From Inc., a new company Harvest Automation is building a robot that does one job very well: moving planting pots. Aside from the improved economics of planting in pots and having robots manage the “fields”, there’s this comment from the unskilled laborers that used to move thousands of pots by hand:
Currently, growers have a shortage of workers, so they plan to keep [all current employees] on and give them higher-value tasks. And the workers [Harvest Automation is] training tell us they would much rather supervise robots than move pots around by hand.
The robots are coming. There really can be no dispute about this. Even in China, where labor costs are lower than the United States, the roll-out of robots continues (even if not on the original schedule). Millions of jobs are going to disappear.
Whether this is a good thing or not is besides the point.

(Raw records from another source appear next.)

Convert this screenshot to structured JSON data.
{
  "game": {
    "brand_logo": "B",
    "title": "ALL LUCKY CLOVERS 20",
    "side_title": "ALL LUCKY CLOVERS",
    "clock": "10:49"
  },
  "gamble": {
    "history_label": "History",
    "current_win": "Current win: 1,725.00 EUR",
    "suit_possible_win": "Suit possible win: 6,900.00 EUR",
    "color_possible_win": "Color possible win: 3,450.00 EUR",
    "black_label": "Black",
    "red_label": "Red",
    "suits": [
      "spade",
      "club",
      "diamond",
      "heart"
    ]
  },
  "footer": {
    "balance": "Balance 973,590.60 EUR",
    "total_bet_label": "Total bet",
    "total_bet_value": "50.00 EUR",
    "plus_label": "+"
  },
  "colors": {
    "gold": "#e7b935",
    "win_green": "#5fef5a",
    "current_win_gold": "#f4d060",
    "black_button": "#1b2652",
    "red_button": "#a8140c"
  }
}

I, personally, don’t mourn the loss of dull, repetitive work like moving plant pots. I think these unskilled laborers will be much happier and healthier in their new role. But that’s just me; maybe you disagree. Doesn’t matter. The robots are coming. The only question is how we are going to respond. And since the beginning of the industrial revolution in England, there have been generally three response: sabotage (King Ludd), stepping up the human effort of competition (John Henry), and working with the new technology (John C.).
Of course the Luddites failed to stop progress and John Henry died trying to keep up with that steam-shovel, but who’s John C? He’s my grandfather. He was no Henry Ford or John D. Rockefeller, taking the technology of automation out to the limit, but he was an engineer and he owned a farm. Comparing the average worker to some industrial titan wouldn’t be fair, but everyone can do what my grandfather did. He approached the technology of his era with an open mind, and used it to make his own job better, and make himself more effective at doing it.
The robots are coming. Maybe they aren’t coming for your job this year or next, but keep an eye out for them. If you see them coming, I have only this advice – embrace them quickly and learn to use them before your customers do. Then figure out how to add value on top. As an early adopter you’ll be creating more value than any of your competitors, and when your customers finally do wise up to how the robots work you’ll already have a plan for still making a living.